* WHAT YOU SHOULD DO: Each entry needs to be given again, character for character.

┄┄┄┄┄┄┄┄┄┄

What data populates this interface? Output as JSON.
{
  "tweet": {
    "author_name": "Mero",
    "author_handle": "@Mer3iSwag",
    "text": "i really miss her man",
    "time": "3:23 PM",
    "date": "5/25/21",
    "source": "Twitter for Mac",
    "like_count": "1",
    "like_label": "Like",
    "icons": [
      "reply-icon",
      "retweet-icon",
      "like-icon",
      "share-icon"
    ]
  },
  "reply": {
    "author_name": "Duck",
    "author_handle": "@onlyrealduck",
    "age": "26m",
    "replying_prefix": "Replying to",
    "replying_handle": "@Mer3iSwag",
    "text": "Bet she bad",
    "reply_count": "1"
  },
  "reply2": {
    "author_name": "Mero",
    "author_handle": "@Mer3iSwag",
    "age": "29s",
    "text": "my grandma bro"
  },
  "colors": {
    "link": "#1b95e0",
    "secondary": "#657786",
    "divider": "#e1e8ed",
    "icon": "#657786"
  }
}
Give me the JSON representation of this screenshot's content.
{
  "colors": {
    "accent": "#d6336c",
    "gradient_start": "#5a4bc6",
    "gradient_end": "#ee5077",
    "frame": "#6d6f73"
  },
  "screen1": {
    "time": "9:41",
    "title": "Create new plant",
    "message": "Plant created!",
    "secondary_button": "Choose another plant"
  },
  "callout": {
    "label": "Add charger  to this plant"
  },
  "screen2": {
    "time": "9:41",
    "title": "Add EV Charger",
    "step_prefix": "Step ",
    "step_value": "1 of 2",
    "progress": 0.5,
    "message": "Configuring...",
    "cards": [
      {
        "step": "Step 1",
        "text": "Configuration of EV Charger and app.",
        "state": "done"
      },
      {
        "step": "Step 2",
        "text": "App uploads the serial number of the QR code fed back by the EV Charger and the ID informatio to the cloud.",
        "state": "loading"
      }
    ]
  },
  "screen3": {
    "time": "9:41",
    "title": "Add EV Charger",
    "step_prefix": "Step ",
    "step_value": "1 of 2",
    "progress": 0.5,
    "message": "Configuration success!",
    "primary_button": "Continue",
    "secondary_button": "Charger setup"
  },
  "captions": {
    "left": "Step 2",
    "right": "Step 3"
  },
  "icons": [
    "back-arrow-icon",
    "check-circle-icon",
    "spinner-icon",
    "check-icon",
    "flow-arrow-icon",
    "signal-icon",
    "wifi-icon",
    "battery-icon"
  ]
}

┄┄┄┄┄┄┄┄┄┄

* RESPONSE TO THIS EXERCISE:
What data populates this interface? Output as JSON.
{
  "tweet": {
    "author_name": "Mero",
    "author_handle": "@Mer3iSwag",
    "text": "i really miss her man",
    "time": "3:23 PM",
    "date": "5/25/21",
    "source": "Twitter for Mac",
    "like_count": "1",
    "like_label": "Like",
    "icons": [
      "reply-icon",
      "retweet-icon",
      "like-icon",
      "share-icon"
    ]
  },
  "reply": {
    "author_name": "Duck",
    "author_handle": "@onlyrealduck",
    "age": "26m",
    "replying_prefix": "Replying to",
    "replying_handle": "@Mer3iSwag",
    "text": "Bet she bad",
    "reply_count": "1"
  },
  "reply2": {
    "author_name": "Mero",
    "author_handle": "@Mer3iSwag",
    "age": "29s",
    "text": "my grandma bro"
  },
  "colors": {
    "link": "#1b95e0",
    "secondary": "#657786",
    "divider": "#e1e8ed",
    "icon": "#657786"
  }
}
Give me the JSON representation of this screenshot's content.
{
  "colors": {
    "accent": "#d6336c",
    "gradient_start": "#5a4bc6",
    "gradient_end": "#ee5077",
    "frame": "#6d6f73"
  },
  "screen1": {
    "time": "9:41",
    "title": "Create new plant",
    "message": "Plant created!",
    "secondary_button": "Choose another plant"
  },
  "callout": {
    "label": "Add charger  to this plant"
  },
  "screen2": {
    "time": "9:41",
    "title": "Add EV Charger",
    "step_prefix": "Step ",
    "step_value": "1 of 2",
    "progress": 0.5,
    "message": "Configuring...",
    "cards": [
      {
        "step": "Step 1",
        "text": "Configuration of EV Charger and app.",
        "state": "done"
      },
      {
        "step": "Step 2",
        "text": "App uploads the serial number of the QR code fed back by the EV Charger and the ID informatio to the cloud.",
        "state": "loading"
      }
    ]
  },
  "screen3": {
    "time": "9:41",
    "title": "Add EV Charger",
    "step_prefix": "Step ",
    "step_value": "1 of 2",
    "progress": 0.5,
    "message": "Configuration success!",
    "primary_button": "Continue",
    "secondary_button": "Charger setup"
  },
  "captions": {
    "left": "Step 2",
    "right": "Step 3"
  },
  "icons": [
    "back-arrow-icon",
    "check-circle-icon",
    "spinner-icon",
    "check-icon",
    "flow-arrow-icon",
    "signal-icon",
    "wifi-icon",
    "battery-icon"
  ]
}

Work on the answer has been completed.